Each October, students at the Uniformed Services University of the Health Sciences School of Medicine and Graduate School of Nursing participate in a grueling, four-day-long medical field practicum nicknamed "Operation Bushmaster" at an Army National Guard training base in central Pennsylvania.
Hundreds of military health care providers and Emergency Medicine experts fly in from all over the United States to help run this one-of-a-kind exercise. Bushmaster augments lessons students learn in the classroom "There is no other medical school that runs anything like this," said Major (Dr.) Kevin Semelrath, the Course Director for Operation Bushmaster. Since all USUHS graduates end up deployed in the military health system at some point in their careers, the exercise helps prepare them for what they will see in their future service.
Operation Bushmaster, in some form, has been a part of the curriculum at USUHS since it was founded in 1972. Over the years, the focus of the exercise has shifted from medical care to leadership. Students are urged to think about how they would lead others in their platoon in addition to medical outcomes of their patients.
It serves as the final exam for the Military and Contingency Medicine course, in which classes are woven throughout the four-year medical curriculum. Students are immersed in Bushmaster during their first couple of months of medical school by filling roles as wounded patients in the exercise. According to Cameron Elward, M4, who recently completed this year's iteration of Operation Bushmaster, students "learn about the different echelons of care in the military" throughout the course.

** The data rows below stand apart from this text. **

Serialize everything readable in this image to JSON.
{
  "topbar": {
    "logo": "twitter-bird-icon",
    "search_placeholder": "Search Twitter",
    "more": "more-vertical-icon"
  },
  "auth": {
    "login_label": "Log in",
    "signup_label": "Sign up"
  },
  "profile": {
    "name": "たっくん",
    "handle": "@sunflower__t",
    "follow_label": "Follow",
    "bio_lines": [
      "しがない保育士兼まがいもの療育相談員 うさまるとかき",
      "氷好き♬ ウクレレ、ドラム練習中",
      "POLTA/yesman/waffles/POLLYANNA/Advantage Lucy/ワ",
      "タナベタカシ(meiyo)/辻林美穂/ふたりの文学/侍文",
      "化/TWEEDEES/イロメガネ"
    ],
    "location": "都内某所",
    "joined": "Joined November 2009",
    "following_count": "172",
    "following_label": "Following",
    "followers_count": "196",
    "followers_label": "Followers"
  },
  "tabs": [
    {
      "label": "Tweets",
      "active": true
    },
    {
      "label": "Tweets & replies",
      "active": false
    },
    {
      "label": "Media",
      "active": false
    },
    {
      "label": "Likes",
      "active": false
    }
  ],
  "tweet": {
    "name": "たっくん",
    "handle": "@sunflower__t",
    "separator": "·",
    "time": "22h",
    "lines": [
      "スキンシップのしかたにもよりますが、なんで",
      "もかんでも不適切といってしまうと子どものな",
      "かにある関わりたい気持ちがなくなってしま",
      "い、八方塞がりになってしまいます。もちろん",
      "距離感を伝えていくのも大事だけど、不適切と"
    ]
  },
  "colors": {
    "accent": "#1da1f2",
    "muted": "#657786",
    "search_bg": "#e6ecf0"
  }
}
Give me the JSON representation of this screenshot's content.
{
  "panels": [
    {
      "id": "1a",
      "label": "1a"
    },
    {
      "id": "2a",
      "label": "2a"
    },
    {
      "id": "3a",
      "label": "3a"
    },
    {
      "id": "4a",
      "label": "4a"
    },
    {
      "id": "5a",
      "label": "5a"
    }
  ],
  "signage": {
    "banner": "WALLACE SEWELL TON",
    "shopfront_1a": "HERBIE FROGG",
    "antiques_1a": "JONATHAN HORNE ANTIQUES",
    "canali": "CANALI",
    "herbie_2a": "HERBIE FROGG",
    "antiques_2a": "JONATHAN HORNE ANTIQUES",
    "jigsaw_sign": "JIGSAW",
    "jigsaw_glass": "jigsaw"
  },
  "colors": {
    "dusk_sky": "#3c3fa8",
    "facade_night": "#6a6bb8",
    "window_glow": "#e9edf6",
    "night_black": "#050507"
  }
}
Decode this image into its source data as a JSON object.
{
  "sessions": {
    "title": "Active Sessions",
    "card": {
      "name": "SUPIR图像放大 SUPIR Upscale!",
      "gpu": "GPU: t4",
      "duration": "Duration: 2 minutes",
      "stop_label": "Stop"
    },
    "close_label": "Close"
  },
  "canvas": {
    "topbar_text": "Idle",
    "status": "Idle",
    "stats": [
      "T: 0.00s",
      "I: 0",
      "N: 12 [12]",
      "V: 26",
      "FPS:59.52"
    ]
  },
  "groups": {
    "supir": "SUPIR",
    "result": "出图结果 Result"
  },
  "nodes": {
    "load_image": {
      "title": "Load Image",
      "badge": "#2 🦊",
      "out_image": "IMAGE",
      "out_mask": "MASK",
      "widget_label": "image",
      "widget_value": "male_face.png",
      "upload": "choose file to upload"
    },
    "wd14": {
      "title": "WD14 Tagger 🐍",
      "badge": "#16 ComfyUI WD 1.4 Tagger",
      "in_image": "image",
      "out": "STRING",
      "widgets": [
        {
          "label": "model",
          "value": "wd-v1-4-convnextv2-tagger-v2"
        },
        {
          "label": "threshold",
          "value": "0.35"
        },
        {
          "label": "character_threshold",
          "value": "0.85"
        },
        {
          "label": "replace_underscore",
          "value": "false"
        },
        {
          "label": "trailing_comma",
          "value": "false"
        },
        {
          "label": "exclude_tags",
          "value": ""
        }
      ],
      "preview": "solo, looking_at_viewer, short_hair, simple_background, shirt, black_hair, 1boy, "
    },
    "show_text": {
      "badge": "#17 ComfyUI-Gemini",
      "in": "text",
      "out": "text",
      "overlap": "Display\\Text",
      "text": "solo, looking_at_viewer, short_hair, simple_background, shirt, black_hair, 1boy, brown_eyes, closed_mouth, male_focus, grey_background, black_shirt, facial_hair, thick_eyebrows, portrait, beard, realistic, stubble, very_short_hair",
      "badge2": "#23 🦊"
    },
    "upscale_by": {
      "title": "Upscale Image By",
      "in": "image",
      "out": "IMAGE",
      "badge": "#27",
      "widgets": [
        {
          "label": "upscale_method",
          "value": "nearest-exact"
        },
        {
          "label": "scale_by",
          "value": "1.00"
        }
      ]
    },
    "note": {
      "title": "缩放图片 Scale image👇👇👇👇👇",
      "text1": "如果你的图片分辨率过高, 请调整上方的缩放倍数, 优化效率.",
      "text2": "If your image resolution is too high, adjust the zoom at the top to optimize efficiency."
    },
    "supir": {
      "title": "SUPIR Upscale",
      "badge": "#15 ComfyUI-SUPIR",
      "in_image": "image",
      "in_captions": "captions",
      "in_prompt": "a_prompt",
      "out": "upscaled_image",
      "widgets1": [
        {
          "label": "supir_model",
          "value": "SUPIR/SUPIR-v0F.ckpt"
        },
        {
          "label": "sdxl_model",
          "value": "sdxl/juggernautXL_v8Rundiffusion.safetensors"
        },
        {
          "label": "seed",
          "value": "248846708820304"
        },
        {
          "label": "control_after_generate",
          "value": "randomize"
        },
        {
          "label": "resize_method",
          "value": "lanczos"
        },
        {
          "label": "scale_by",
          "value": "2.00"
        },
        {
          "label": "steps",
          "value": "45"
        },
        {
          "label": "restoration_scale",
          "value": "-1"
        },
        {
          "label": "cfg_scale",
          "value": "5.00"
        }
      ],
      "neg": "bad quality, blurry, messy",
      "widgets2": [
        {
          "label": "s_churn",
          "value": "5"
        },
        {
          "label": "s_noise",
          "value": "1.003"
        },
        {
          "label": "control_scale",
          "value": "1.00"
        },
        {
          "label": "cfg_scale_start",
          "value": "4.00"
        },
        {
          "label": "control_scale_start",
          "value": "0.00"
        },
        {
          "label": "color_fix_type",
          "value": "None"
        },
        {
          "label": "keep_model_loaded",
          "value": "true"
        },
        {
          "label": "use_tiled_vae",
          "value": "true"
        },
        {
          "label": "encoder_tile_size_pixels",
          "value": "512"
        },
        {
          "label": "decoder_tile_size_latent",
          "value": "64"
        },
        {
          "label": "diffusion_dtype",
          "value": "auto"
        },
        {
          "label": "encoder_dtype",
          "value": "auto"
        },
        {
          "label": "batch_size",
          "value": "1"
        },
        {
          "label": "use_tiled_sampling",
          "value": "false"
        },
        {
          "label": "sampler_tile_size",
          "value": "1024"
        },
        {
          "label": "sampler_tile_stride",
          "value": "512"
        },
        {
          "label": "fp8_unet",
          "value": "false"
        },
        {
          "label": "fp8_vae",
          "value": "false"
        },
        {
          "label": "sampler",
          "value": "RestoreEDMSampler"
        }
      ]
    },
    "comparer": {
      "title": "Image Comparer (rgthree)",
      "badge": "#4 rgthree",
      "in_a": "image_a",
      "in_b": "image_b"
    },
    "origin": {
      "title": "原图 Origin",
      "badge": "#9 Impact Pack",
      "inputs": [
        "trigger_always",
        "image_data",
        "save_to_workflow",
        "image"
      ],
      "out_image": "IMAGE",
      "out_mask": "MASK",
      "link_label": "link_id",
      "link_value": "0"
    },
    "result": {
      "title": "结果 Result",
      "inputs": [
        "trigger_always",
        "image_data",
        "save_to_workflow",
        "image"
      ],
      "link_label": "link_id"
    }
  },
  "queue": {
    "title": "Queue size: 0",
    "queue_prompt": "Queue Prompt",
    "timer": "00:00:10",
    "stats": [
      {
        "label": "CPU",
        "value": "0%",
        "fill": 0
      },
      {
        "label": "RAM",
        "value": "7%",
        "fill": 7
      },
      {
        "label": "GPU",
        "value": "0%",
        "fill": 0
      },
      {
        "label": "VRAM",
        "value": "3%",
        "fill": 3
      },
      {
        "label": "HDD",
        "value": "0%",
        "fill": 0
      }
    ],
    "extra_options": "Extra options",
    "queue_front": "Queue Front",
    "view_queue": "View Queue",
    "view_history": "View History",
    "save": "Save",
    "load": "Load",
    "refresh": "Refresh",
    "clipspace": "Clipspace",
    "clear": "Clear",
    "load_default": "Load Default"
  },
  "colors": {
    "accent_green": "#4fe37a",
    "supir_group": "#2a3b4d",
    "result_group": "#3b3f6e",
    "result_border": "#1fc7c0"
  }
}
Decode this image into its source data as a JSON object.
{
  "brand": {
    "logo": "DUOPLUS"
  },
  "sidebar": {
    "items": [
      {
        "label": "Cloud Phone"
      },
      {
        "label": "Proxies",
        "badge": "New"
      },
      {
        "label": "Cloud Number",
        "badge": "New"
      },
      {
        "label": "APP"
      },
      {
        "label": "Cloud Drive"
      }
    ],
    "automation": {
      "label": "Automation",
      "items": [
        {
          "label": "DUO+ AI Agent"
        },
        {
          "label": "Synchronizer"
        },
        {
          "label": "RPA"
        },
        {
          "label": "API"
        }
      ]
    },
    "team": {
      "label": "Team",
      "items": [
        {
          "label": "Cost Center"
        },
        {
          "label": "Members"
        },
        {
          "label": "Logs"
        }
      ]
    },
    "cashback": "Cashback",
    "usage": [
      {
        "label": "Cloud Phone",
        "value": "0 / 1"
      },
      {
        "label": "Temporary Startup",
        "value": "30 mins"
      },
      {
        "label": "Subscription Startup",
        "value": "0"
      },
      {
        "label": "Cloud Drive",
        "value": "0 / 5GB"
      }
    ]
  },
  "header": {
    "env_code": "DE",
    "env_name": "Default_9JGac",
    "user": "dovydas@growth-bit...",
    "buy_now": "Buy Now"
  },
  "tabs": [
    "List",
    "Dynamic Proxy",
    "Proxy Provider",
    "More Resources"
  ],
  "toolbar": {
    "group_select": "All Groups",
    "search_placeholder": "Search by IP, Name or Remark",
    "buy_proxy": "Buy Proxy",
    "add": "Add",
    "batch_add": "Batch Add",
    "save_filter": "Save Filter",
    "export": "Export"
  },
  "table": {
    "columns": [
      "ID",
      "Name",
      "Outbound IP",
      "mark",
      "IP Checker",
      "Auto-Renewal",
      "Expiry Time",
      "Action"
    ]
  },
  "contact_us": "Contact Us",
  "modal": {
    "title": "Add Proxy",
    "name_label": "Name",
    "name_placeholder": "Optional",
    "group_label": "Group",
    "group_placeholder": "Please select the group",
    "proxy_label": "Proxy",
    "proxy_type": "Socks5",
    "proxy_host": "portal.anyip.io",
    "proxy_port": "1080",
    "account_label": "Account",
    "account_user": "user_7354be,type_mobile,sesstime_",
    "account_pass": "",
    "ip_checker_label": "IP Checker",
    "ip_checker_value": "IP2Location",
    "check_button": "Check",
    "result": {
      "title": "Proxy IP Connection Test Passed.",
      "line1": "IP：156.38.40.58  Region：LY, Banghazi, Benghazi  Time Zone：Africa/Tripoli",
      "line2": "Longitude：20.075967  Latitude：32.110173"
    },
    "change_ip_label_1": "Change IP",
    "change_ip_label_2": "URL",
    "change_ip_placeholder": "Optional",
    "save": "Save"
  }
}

Students also gain a strong understanding of the military health system and its challenges.
The purpose of the entire activity "is really to move our students to see themselves as military medical officers," Major Semelrath explained. The operation itself includes M4s, senior nursing students, and medical students from partner nations including the UK, France, Mexico, Japan, New Zealand, and Egypt.
This year, students were deployed to the fictional country, Atropia. Before deployment students spent two weeks in the classroom learning about Atropia and the skills they would need to succeed in the practicum. Among the many topics covered, the more noteworthy include medical threat analysis, clinical field medicine, and combat stress control.
During the four-day practicum portion, students participated in everything from global health engagement to combat casualties to media encounters. Students are rotated through various leadership roles every four hours, which is a "day" in the fictional world of Atropia. Leadership roles include Platoon Leader, Assistant Platoon Leader, Surgeon, Combat Stress Control, Ambulance Team Lead, and Preventive Medicine lead. Students are unaware of when they are going to be cast in the various roles, making adaptability a key component of attaining success in the operation.
Elward and Lucas Miller, both M4s with extensive experience in Special Forces and the National Guard, both agreed that the Platoon Leader and Assistant Platoon Leader roles were the most stressful. According to Miller, "they're throwing a million things at you, and the natural reaction is to get pulled into each little thing. You have to pull back, task organize, and dish out to your other team leaders. That way you're talking to five people versus 30."
One of the key skills faculty emphasized in the course and throughout the four-week experience was the importance of the continuity of information in a constantly changing environment. As platoon leadership changes so rapidly, information handoffs become essential to providing good care. When reflecting on Operation Bushmaster, Miller noted leadership and resiliency to be key skills necessary for success.
"The operation was particularly challenging because of the 18+ hour-long days and sleeping in the cold, being placed in leadership roles that are outside of your comfort zone, and trying to balance all the medical knowledge we've learned with leadership skills," said Elward. But despite tough conditions, the students deeply appreciate the effort and time invested by the 100+ faculty members involved who helped create the best learning experience for them. Both students independently expressed how much fun they had during the exercise despite the level of stress. Even Miller who has participated in other simulation exercises in past military training cited it as "absolutely beneficial, and an amazing, very well put together exercise."
Simulation in medical education
Operation Bushmaster is the most complex and intricate simulation that students participate in during their time at USUHS. But it is also not the first simulation they participate in during their medical education. As far as leadership and handling medical care in combat scenarios go, "It was crawl, walk, run. They built us up throughout medical school, culminating with Bushmaster," said Miller.
USUHS does an excellent job of ensuring students are confident in their practical medical and leadership skills--something that most other medical schools leave residency programs to handle. Miller said, "I want to make a mistake when it doesn't matter. What I don't want to do is make a mistake when it does matter and cost someone their life. Exercises like this are invaluable for that."
After the capstone experience that they've been working up to for four years, students return to clinical rotations and head off to residency. Cameron Elward hopes to head into Pediatrics while Lucas Miller hopes to head into Emergency Medicine.